Picasso himself remains a glint-eyed mischief-maker, at the easel or tweaking his director. One thing he shared with the Beatles was their all-consuming fame—the five of them were veterans at being watched so their seeming nonchalance in front of a camera suggests a mix of genuine apathy and performance art. And as an artist, Picasso was a born performer—at age eleven he used his already prodigious skills to entertain his little cousins with drawings of house pets and other cuddly critters. Those nursery school art lessons turned into a game; the children would dare him to begin a drawing with just a tail or a leg and build around it. In a 1957 New Yorker profile Janet Flanner notes that he repeats the trick in The Mystery of Picasso, setting his eye on a point invisible to all but himself and coaxing a completely balanced and organized composition out of nothing. In Picasso’s world the moments of inspiration are fun, fast, and furious but no less mysterious.
Sometimes the artist does need a little assistance from his director, like a bigger, wider canvas… and voila, the screen expands to CinemaScope. With that moviemaker’s flourish Clouzot appears to have the last word but the film ends with Picasso autographing the widescreen canvas and sauntering offstage—a mic drop for the ages.
Though this may have been the closest Clouzot ever came to a heartwarming movie experience, he entered into the production with money on his mind; still flush from the overwhelming success of Diabolique and partnering with the world’s most famous artist, the director had visions of dollar signs dancing in his head. But The Mystery of Picasso was an unambiguous flop, causing Clouzot to retreat to his sweet spot the following year with the staunchly eccentric spy film, 1957’s Les Espions, and its equally eccentric cast, Peter Ustinov, Curd Jürgens, and Sam Jaffe.
Kino Lorber’s new Blu ray of The Mystery of Picasso is, image-wise, everything the most persnickety connoisseur could hope for—the brightly colored results would inspire envy in any box of Crayolas.
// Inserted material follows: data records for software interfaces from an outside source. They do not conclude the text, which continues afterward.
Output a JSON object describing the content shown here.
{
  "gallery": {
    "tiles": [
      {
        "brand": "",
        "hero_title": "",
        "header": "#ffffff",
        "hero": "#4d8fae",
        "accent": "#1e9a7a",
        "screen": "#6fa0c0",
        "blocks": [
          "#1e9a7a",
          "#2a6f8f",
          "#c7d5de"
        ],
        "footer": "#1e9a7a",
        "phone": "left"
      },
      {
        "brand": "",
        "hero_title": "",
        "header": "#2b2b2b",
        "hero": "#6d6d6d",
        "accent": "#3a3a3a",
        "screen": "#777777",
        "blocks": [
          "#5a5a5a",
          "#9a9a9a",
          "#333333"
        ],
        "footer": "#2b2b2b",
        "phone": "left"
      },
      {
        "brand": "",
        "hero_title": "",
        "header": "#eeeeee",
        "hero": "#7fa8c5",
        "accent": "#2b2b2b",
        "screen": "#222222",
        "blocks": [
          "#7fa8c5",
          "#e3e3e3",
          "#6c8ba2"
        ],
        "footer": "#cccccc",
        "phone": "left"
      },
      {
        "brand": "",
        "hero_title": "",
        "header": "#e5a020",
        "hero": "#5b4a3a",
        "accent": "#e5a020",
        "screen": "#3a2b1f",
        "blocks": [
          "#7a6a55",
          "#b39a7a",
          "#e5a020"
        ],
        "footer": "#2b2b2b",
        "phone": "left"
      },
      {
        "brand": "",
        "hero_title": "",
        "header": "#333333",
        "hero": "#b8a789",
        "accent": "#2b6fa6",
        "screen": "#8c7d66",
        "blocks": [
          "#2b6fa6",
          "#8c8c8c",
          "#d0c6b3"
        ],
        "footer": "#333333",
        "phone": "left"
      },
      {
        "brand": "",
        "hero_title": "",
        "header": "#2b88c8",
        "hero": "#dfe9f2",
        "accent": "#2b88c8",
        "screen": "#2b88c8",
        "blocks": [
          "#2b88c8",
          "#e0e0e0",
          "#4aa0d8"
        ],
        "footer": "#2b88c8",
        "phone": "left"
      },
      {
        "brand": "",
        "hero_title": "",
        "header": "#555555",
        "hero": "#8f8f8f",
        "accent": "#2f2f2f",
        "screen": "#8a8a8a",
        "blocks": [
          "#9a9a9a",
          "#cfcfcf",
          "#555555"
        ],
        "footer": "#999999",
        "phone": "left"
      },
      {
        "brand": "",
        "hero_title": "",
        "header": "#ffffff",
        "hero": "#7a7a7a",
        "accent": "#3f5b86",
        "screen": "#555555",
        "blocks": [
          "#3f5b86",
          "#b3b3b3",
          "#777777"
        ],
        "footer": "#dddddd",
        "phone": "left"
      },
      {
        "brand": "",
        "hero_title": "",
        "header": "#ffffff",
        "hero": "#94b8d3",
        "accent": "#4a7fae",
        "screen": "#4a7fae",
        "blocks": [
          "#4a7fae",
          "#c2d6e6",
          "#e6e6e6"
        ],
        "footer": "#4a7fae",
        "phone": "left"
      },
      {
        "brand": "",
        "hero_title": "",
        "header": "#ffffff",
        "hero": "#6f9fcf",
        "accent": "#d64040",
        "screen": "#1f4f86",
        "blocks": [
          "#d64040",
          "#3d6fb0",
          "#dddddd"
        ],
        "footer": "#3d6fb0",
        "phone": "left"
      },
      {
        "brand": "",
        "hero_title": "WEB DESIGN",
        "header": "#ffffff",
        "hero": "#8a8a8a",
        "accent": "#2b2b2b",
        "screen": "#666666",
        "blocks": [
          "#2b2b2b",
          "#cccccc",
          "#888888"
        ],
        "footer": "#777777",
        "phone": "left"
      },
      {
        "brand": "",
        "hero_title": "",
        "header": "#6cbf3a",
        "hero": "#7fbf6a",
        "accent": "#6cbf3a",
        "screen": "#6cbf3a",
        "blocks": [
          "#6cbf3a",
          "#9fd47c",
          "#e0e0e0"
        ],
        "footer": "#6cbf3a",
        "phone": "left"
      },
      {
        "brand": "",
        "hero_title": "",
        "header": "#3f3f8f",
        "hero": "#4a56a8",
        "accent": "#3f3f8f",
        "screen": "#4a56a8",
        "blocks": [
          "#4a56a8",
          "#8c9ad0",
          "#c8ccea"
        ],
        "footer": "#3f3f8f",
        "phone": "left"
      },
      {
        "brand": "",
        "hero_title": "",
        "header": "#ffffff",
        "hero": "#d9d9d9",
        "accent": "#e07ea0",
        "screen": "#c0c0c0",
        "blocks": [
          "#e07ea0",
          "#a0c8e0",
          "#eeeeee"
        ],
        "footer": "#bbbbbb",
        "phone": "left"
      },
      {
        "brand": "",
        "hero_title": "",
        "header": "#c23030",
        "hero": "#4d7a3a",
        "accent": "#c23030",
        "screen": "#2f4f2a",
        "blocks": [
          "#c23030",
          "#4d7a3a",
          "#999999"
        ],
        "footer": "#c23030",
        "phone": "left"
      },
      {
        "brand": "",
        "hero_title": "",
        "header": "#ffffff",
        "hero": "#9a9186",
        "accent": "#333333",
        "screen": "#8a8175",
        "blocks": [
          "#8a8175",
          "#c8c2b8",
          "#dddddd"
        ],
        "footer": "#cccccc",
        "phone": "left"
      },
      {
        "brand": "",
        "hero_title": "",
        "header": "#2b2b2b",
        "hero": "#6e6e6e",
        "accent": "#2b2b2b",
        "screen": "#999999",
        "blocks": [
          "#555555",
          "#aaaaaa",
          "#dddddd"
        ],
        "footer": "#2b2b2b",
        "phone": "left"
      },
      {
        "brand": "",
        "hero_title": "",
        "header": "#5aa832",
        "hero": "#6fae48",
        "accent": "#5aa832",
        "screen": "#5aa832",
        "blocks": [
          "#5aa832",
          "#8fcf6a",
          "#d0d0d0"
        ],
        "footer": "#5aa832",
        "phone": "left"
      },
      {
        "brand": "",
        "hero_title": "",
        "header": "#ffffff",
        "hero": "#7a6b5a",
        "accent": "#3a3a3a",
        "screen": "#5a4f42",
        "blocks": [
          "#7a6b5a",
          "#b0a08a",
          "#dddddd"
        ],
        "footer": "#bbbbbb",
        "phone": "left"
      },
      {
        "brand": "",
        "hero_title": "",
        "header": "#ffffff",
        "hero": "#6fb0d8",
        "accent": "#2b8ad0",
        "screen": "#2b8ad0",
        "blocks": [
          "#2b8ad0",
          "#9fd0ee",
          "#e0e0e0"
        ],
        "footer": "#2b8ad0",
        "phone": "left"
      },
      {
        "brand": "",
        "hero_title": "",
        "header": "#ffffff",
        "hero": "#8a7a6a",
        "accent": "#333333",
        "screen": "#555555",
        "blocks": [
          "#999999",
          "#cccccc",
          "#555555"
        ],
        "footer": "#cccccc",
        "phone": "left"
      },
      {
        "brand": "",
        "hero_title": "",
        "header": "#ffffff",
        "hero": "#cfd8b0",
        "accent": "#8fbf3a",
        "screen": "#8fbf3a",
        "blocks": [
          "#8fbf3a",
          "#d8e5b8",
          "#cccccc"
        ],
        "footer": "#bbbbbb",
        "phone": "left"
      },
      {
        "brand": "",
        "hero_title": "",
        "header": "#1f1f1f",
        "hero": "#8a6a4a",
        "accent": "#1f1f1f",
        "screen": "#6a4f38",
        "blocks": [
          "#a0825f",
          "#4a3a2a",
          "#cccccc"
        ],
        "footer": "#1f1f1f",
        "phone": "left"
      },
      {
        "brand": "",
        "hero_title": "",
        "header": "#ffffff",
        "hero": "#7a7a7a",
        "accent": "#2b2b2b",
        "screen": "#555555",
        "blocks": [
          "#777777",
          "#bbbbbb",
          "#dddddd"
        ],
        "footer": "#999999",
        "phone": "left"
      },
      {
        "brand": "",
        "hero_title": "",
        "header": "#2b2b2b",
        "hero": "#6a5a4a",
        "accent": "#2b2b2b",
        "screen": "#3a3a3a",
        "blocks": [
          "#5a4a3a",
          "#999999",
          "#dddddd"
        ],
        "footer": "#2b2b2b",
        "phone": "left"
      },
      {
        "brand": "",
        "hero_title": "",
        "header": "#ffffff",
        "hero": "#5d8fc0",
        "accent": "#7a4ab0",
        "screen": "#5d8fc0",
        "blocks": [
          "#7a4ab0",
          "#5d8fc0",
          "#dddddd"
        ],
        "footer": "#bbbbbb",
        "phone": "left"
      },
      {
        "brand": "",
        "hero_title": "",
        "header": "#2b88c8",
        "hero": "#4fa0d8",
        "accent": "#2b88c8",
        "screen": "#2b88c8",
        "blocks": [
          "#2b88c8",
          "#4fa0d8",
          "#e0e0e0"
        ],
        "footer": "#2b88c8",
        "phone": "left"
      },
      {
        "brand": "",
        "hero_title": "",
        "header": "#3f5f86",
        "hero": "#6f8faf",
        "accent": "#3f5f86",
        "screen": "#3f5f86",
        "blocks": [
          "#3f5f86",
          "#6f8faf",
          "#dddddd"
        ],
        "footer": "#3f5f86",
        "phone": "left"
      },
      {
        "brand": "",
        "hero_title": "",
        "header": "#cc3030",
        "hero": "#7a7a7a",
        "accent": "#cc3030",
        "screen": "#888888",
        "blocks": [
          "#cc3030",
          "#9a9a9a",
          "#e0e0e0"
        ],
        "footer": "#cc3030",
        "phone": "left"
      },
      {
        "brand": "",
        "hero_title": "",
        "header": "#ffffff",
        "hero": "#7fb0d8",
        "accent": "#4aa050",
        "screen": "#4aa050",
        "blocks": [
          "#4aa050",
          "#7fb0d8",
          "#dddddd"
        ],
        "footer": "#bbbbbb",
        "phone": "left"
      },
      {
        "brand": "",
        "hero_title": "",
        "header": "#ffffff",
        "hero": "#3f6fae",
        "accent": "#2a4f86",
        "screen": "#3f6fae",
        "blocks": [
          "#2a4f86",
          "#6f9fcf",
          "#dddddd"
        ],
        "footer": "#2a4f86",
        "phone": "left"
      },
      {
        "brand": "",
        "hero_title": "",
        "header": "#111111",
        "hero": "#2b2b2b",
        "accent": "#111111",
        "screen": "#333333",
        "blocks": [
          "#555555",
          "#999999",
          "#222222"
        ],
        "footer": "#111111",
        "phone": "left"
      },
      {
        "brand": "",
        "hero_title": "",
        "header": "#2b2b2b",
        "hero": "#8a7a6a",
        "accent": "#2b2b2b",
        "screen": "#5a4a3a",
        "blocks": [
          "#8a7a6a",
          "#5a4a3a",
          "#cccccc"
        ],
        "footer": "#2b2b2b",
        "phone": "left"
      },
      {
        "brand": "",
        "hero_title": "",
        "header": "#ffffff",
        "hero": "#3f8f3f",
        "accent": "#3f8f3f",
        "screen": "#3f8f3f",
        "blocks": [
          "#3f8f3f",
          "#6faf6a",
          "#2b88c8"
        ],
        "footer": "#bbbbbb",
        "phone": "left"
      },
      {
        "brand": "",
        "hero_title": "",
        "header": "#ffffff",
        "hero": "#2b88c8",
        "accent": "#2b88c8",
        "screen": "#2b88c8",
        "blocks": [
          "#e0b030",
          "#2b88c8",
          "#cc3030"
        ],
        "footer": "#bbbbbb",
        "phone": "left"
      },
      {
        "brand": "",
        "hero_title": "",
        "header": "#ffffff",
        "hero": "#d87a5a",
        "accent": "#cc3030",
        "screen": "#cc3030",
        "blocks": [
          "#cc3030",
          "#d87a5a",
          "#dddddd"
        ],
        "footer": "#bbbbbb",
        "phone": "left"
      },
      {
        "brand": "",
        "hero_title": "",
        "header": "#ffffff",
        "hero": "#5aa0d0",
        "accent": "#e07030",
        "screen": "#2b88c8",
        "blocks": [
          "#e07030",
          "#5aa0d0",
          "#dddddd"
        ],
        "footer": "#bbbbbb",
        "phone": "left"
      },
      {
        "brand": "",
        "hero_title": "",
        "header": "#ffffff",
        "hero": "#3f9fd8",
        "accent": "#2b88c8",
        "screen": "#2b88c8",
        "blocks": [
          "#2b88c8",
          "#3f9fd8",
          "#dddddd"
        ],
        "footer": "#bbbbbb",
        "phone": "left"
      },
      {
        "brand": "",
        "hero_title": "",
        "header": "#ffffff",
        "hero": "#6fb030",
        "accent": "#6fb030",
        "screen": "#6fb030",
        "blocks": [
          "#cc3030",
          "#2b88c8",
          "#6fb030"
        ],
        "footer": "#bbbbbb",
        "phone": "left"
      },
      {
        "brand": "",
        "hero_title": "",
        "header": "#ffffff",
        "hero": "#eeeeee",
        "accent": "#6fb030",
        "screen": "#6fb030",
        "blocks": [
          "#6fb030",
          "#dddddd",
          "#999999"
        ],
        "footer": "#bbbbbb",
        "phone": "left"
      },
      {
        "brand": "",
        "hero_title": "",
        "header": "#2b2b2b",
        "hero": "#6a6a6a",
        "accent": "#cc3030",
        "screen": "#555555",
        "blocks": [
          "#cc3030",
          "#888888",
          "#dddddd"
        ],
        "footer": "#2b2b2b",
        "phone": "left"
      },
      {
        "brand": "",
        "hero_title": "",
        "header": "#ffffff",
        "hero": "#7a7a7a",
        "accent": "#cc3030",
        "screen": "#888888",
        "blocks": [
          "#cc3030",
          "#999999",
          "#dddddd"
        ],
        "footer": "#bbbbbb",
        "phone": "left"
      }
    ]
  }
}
Kino has included two separate commentaries, one from Peggy Parsons, former head of the National Gallery of Art film department and the other from Archie Rand, muralist and CUNY presidential professor of art and art history at Brooklyn College. There’s also a rambunctious interview with Maya Picasso who seems to have inherited her father’s expansive humor and lust for life. She was one of her dad’s favorite subjects and those portraits are among some of the most penetrating images he ever produced—the bracing, and yes, mysterious, intelligence she exhibits in those paintings is still on exhibit today.
Consumer Reports addendum—make sure to access the commentaries through the “set up” link in the menu, not the “extras” option.
Featured at the top of this article is a detail from Picasso’s 1924 painting, Harlequin Musician, the drawing at the bottom is Portrait of Maya from 1943.